For people who work with animals, springtime as a symbol for everything nice: no more muddy paddocks, no more wet dog paws (or entire bodies!), no more constant rain and snow… Now we can just go out in the field and walk up to our horse without losing a rain boot.
But should we? In the warm, dry seasons we tend to get lazy about our training. Sure, we have so much more time to do things with our animals and, in that sense, more is getting done. On the other hand, we neglect to think ahead.
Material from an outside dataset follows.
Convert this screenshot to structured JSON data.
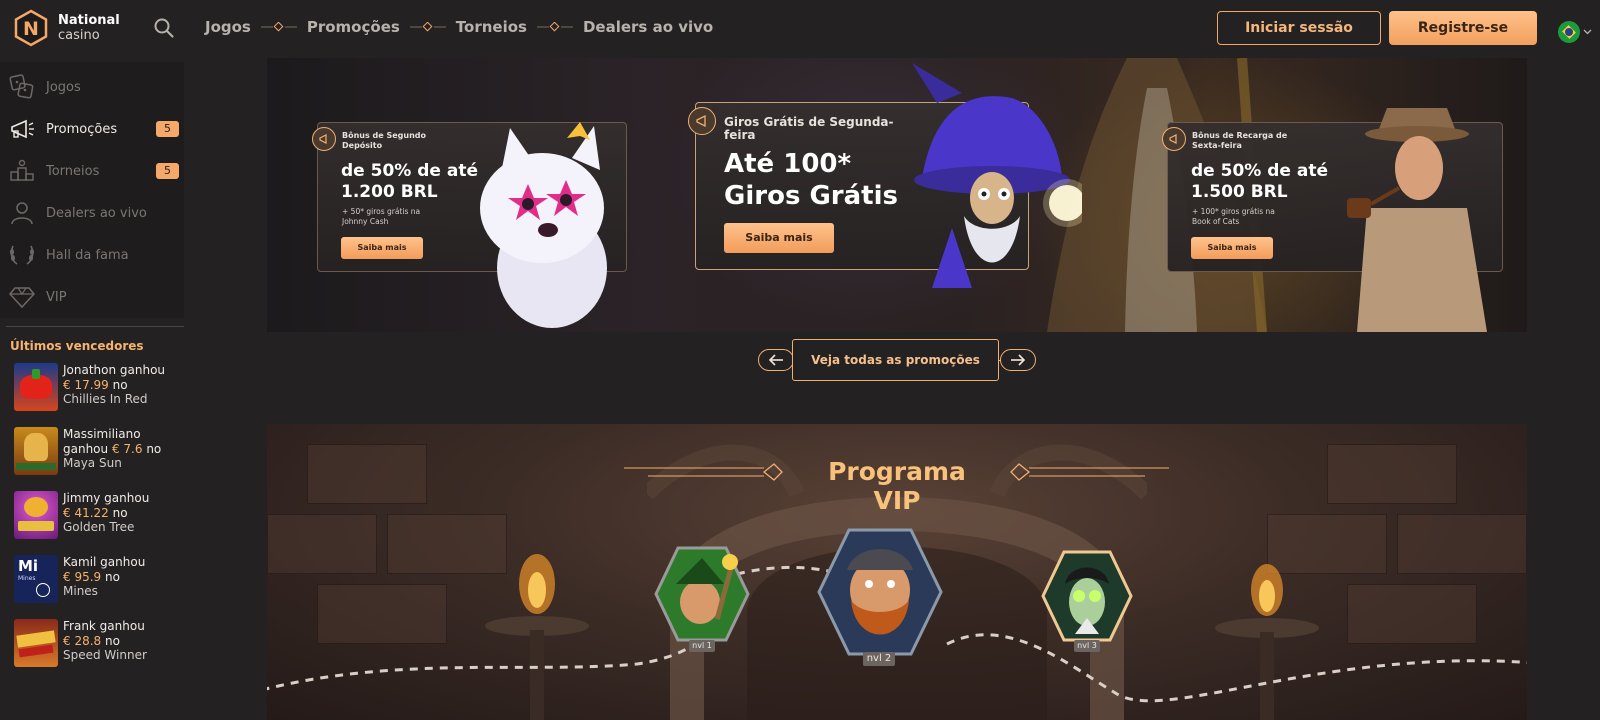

It’s the little things – like walking up to our horse every time we put the halter on instead of having them meet us at the gate. Or letting our dogs rush into the house after a walk. This doesn’t seem like a problem – we might not even notice it. Until the rain comes and, with it, the mud.
All of a sudden we don’t feel like walking to the other end of the paddock (through the mud, the watery piles of manure, hoping we don’t suddenly step out of our rain boot) and we wish our dogs wouldn’t run into the house with their muddy paws.
What other things could you train for in the spring and summer that might come in handy in the wet and cold months? They’re all little habits and may seem mundane, but anything is worth the time if it makes your life even that much easier.
See if you can teach (or cause) your horse to come meet you at the gate – even if that starts with meeting them halfway. Or teach your dogs to wait outside patiently while you take off your boots, jacket and get a towel. That way, you can calmly dry them off before calling them into the house.
All of my dogs learn this – I open the door, drop the leashes and none of them can take a step through that door until I call them in. It is a really helpful habit to teach!
Now… go! Enjoy the weather